The Tuesday Night Club has devoted February to Dorothy L Sayers.
In March we will move on to John Dickson Carr – new and casual members always welcome.
Last week’s Sayers links are here
Week two links are here
Week one links are here.
(Thanks to Bev at My Reader’s Block, who took on co-ordination at the last minute.)
For this final Tuesday Night Club entry I have put together three different personal Sayers items:
FASHION: Blog reader Susan Daly emailed me after last week’s entry, wondering if I knew about the designs for Harriet’s wardrobe (and a few clothes for the Dowager Duchess and Miss Climpson) from the book Murderess Ink – well I did once, but I had completely forgotten about them until I saw her email. The book is a gigantic and rather wonderful anthology about female writers, detectives and characters in crime fiction, edited by Dilys Winn, first published in 1979. Crime writer Jane Langton wrote an article about Harriet D Vane’s appearance, and these pictures accompanied it.
I am eternally grateful to Susan for the tipoff. I searched frantically for my own copy of Murderess Ink, and couldn’t find it – but found copies of the pictures at a rather wonderful blog called Mostly Paper Dolls, so thanks to them too.
DEGREES OF SEPARATION: When I was in my first job, I was friendly with a much older colleague who amazed me by revealed that when HE was much younger he’d been an aspiring actor, and had known Dorothy L Sayers well. She had very much enjoyed the company of good-looking young men, he said (I believed him that he fell into this category), and loved being with actors and theatricals of any kind.

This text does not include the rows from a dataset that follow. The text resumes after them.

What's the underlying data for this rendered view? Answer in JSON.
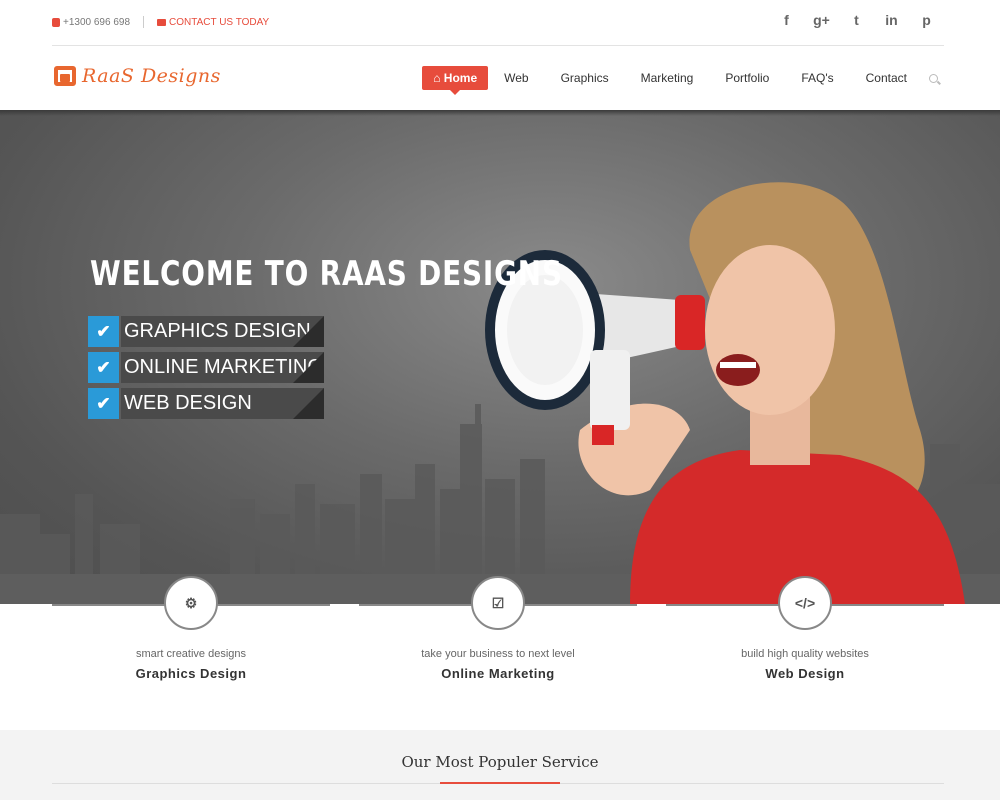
{
  "topbar": {
    "phone": "+1300 696 698",
    "contact_link": "CONTACT US TODAY",
    "socials": [
      {
        "icon": "facebook-icon",
        "glyph": "f"
      },
      {
        "icon": "google-plus-icon",
        "glyph": "g+"
      },
      {
        "icon": "twitter-icon",
        "glyph": "t"
      },
      {
        "icon": "linkedin-icon",
        "glyph": "in"
      },
      {
        "icon": "pinterest-icon",
        "glyph": "p"
      }
    ]
  },
  "header": {
    "logo_text": "RaaS Designs",
    "nav": [
      "Home",
      "Web",
      "Graphics",
      "Marketing",
      "Portfolio",
      "FAQ's",
      "Contact"
    ],
    "active_nav": "Home",
    "home_icon": "home-icon",
    "search_icon": "search-icon"
  },
  "hero": {
    "title": "WELCOME TO RAAS DESIGNS",
    "features": [
      "GRAPHICS DESIGN",
      "ONLINE MARKETING",
      "WEB DESIGN"
    ],
    "check_icon": "check-icon"
  },
  "services": [
    {
      "icon": "gear-icon",
      "glyph": "⚙",
      "subtitle": "smart creative designs",
      "title": "Graphics Design"
    },
    {
      "icon": "checkbox-icon",
      "glyph": "☑",
      "subtitle": "take your business to next level",
      "title": "Online Marketing"
    },
    {
      "icon": "code-icon",
      "glyph": "</>",
      "subtitle": "build high quality websites",
      "title": "Web Design"
    }
  ],
  "popular": {
    "heading": "Our Most Populer Service"
  },
  "colors": {
    "accent": "#e74c3c",
    "logo": "#e8672f",
    "check": "#2a9ad8"
  }
}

He said that she wore quite extraordinary clothes… Few connections with the great and the good of this world have pleased me as much as knowing that I knew someone who knew her…
BELL-RINGING Last week I created an exam paper on Lord Peter Wimsey, and I was going to put a question in about bell-ringing, but in the end decided to save the idea for the final TNC entry.

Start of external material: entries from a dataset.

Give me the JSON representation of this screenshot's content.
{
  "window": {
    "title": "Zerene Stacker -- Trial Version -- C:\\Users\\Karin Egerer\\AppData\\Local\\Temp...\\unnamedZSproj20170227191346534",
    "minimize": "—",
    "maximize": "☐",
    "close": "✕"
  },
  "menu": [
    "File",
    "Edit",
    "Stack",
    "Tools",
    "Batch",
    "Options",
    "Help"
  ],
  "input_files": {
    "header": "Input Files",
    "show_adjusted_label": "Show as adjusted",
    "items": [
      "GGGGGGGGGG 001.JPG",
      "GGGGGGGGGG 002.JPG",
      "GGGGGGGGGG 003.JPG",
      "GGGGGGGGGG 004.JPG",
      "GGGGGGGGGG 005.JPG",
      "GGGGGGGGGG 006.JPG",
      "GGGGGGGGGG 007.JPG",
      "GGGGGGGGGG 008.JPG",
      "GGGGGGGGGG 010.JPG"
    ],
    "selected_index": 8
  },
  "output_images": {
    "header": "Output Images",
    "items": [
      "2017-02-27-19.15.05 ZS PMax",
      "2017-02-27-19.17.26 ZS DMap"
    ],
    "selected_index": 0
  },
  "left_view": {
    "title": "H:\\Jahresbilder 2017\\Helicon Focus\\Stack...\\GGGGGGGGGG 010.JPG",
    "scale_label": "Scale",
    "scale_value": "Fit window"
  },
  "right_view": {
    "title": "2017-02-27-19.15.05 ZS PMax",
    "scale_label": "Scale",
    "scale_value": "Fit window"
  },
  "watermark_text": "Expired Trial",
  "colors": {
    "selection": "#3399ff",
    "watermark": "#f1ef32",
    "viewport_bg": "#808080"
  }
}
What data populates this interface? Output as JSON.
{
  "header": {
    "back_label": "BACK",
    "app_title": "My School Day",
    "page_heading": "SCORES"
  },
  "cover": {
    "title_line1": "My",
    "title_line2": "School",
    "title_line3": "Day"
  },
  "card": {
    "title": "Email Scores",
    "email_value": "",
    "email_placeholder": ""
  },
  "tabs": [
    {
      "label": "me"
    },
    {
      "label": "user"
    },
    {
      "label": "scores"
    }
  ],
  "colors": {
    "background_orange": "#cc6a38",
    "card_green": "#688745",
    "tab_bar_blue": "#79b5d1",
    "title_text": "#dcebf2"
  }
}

The question would have been:
Name some bell-ringing errors in The Nine Tailors.Allegedly there are an awful lot of them. They start with her use of the word campanology: this is a dictionary word for the art and science of bell-ringing, but was never used by people who actually were serious about bell-ringing – they despised the word.
And, in the book, the vicar relieves the ringers in turn – this would never be allowed in a proper peal.

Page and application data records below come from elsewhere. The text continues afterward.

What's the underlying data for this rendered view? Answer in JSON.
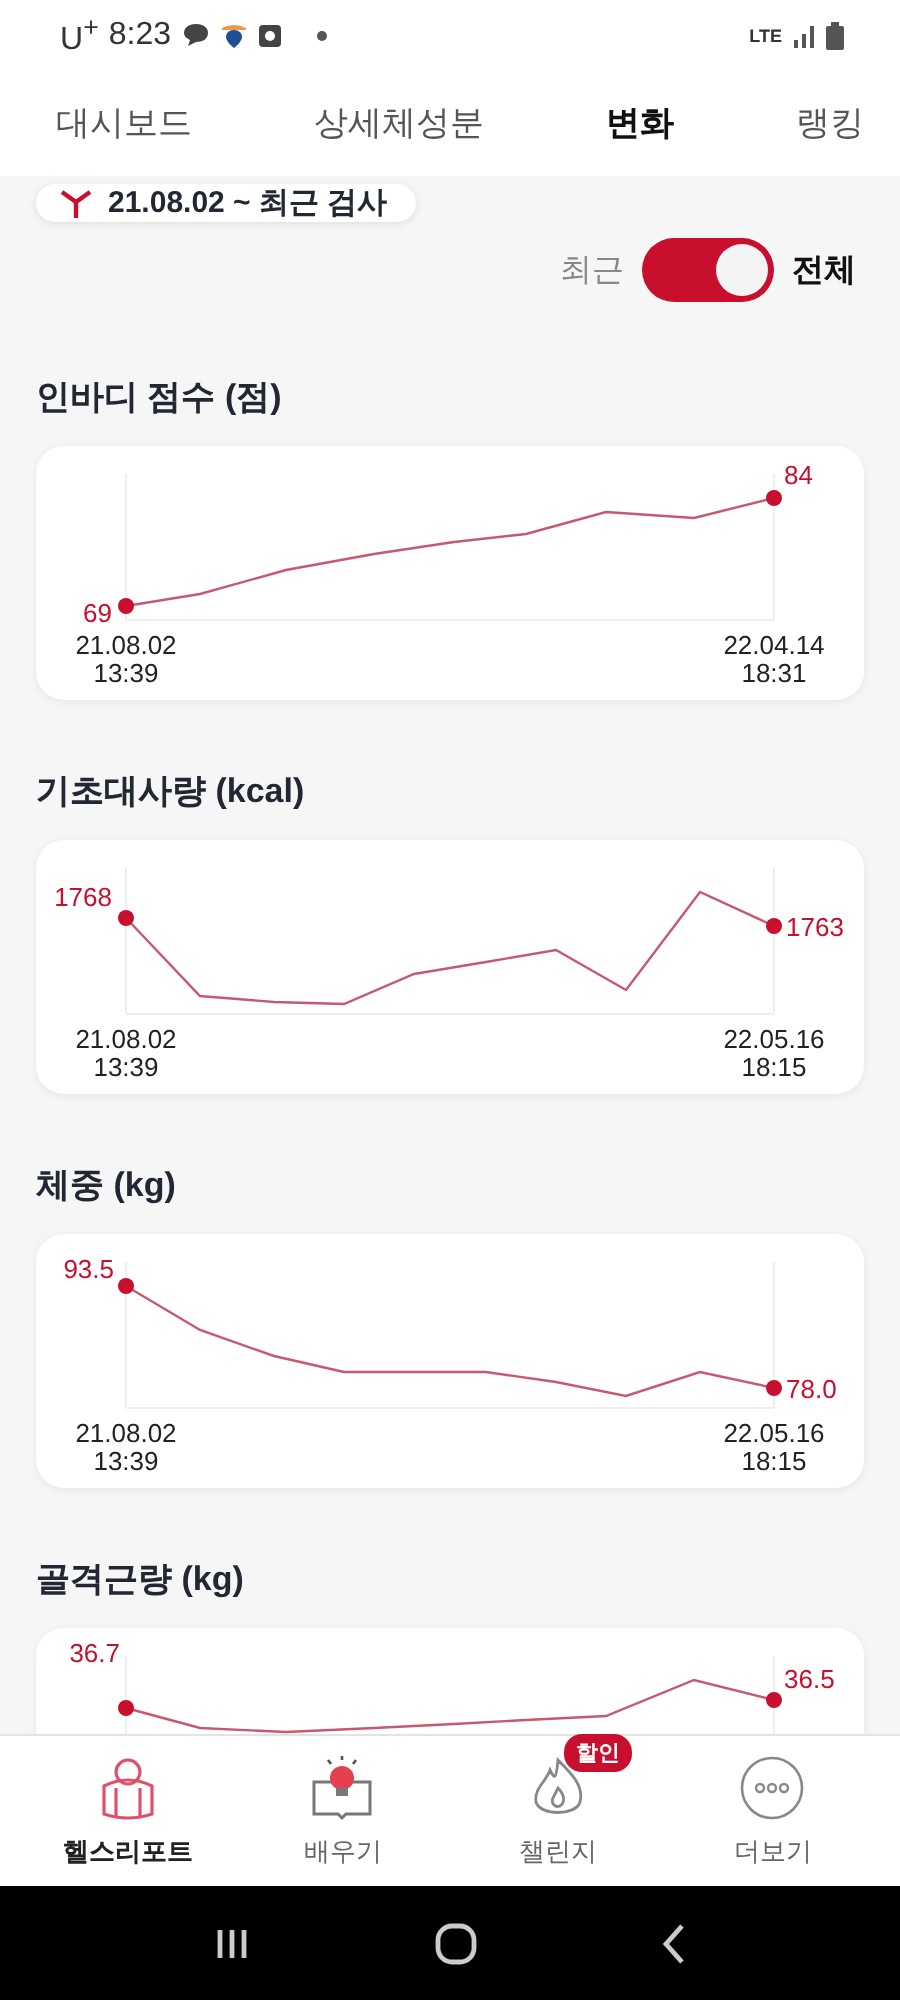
{
  "status_bar": {
    "carrier": "U$^{+}$",
    "time": "8:23",
    "network": "LTE"
  },
  "tabs": [
    {
      "label": "대시보드",
      "selected": false
    },
    {
      "label": "상세체성분",
      "selected": false
    },
    {
      "label": "변화",
      "selected": true
    },
    {
      "label": "랭킹",
      "selected": false
    }
  ],
  "filter": {
    "label": "21.08.02 ~ 최근 검사"
  },
  "range_toggle": {
    "left_label": "최근",
    "right_label": "전체",
    "on": true
  },
  "charts": [
    {
      "title": "인바디 점수 (점)",
      "start_value": "69",
      "end_value": "84",
      "start_date": "21.08.02",
      "start_time": "13:39",
      "end_date": "22.04.14",
      "end_time": "18:31"
    },
    {
      "title": "기초대사량 (kcal)",
      "start_value": "1768",
      "end_value": "1763",
      "start_date": "21.08.02",
      "start_time": "13:39",
      "end_date": "22.05.16",
      "end_time": "18:15"
    },
    {
      "title": "체중 (kg)",
      "start_value": "93.5",
      "end_value": "78.0",
      "start_date": "21.08.02",
      "start_time": "13:39",
      "end_date": "22.05.16",
      "end_time": "18:15"
    },
    {
      "title": "골격근량 (kg)",
      "start_value": "36.7",
      "end_value": "36.5"
    }
  ],
  "bottom_nav": [
    {
      "label": "헬스리포트",
      "selected": true
    },
    {
      "label": "배우기",
      "selected": false
    },
    {
      "label": "챌린지",
      "selected": false,
      "badge": "할인"
    },
    {
      "label": "더보기",
      "selected": false
    }
  ]
}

I have knowledge/not knowledge in this area for personal reasons. I wouldn’t be sure of recognizing any errors, and certainly couldn’t adjudicate, but I married into a very strong bell-ringing family. When my father-in-law died I chose a passage from The Nine Tailors to be read out at his memorial service: my view was that he would certainly have said it was full of errors, but he would appreciate the thought.
This came up when I did a recent post on Nine Tailors, and I was telling part of this story in response to a comment. As I was writing, my husband came in to tell me that there was a mistake in the short extract I had used in the post – ‘you don’t start a peal by saying “go!”’
So, maybe Sayers makes mistakes. But I make no apology for yet again reproducing this beautiful description of the bells ringing in the New Year in the Fens – my favourite passage in the whole of DLS:
Out over the flat, white wastes of fen, over the spear-straight, steel-dark dykes and the wind-bent, groaning poplar trees, bursting from the snow-choked louvres of the belfry, whirled away southward and westward in gusty blasts of clamour to the sleeping counties went the music of the bells.
Little Gaude, silver Sabaoth, strong John and Jericho, glad Jubilee, sweet Dimity and old Batty Thomas, with great Tailor Paul bawling and striding like a giant in the midst of them. Up and down went the shadows of the ringers upon the walls, up and down went the scarlet sallies flickering roofwards and floorwards, and up and down, hunting in their courses, went the bells of Fenchurch St. Paul.